In half an hour the sun hurried behind the dunes. The mountains and the plain softened briefly, pastel-rubbed like sea-washed glass, and then disappeared into the dark; the skyline along the west held an ember-rift of orange, but it thinned from overhead, and the black from above descended the sides of the sky’s dome to join the black from below. For minutes it seemed very dark and then the starlight came. Nothing is more beautiful. A field, in the fieldless place, growing at night. The entire sky was stuffed with stars like spectral pollen. They lay thick and deep and ran down to the ground: the Milky Way arching its voluptuous leash. After the lone tyrant sun of the day, barging all over, came the democracy of night, ancient lights, a myriad silver pin-suns. Their waltzing spangle said you are there and we are here, here and there and everywhere; a concert of stars spun through space, distant, open-mouthed, silent yet shouting; now is yesterday, here was tomorrow. The shock comes, once again, at the demonstration of so much other, a star for every lark, a star for every grain of sand. And once again, the oldness of the view, the way looking up shreds your life, strips it back, joins you to all those who have looked up, millennia of watchers, a star for every gazer.
You could, it seemed, step from one to another along the warming crowded stretch overhead, where the stars flowed and swam together and turned from jewellery into cloth. It seemed so, yet the stars teach only rock-like cold-blood. There is no human kindness in the Milky Way and no stride long enough to tread the star chamber. We might be at a party, but we weren’t invited. I looked down at the sand at my feet. I had been walking around our tent looking up. There was a puff adder squeezing under a fence, alive this time, chunky and muscled, just beyond the end of my flip-flops. It looked like a businessman’s tie thrown on the floor of a hotel bedroom. Brown sand against brown sand. I could see faraway stars reflected in its green-gold chips of eyes.

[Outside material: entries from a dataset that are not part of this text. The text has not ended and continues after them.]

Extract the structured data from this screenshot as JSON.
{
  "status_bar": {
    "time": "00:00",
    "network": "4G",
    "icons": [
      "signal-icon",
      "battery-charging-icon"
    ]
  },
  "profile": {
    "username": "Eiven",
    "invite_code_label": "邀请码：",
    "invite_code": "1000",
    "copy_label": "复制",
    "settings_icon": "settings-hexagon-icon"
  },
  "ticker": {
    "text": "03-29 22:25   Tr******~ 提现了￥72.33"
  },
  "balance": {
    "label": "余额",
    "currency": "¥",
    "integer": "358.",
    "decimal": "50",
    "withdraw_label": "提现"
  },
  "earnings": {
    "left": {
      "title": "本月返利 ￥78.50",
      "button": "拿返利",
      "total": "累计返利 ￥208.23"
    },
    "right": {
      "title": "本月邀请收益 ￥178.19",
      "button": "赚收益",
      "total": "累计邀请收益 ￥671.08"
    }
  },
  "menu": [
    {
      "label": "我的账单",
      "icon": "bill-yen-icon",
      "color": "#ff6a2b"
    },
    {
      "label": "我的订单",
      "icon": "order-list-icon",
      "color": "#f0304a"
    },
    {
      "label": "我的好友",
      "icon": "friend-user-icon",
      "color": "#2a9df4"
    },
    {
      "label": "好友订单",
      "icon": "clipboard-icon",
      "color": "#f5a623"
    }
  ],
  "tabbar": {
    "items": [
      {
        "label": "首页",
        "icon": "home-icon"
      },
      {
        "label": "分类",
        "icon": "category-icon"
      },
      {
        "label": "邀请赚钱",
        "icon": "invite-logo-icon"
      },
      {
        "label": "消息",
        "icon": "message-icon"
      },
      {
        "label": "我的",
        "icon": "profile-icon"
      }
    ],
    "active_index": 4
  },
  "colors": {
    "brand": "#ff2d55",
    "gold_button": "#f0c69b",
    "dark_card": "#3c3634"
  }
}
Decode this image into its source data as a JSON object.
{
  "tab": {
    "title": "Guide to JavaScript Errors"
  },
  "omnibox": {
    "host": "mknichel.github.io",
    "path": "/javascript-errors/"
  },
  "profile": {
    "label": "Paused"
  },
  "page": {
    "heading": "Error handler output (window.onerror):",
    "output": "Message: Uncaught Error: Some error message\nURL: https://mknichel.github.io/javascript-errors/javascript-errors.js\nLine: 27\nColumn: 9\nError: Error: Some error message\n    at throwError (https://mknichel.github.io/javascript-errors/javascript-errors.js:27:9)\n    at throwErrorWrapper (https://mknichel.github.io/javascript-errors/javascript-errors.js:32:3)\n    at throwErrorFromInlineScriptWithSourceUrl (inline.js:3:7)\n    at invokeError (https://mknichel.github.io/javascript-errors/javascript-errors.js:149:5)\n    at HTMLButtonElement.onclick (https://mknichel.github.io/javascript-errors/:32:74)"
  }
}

Perhaps it could see the same in mine.
• Four Fields by Tim Dee, published by Jonathan Cape, Dh110
Tim Dee is the author of The Running Sky and the co-editor of The Poetry of Birds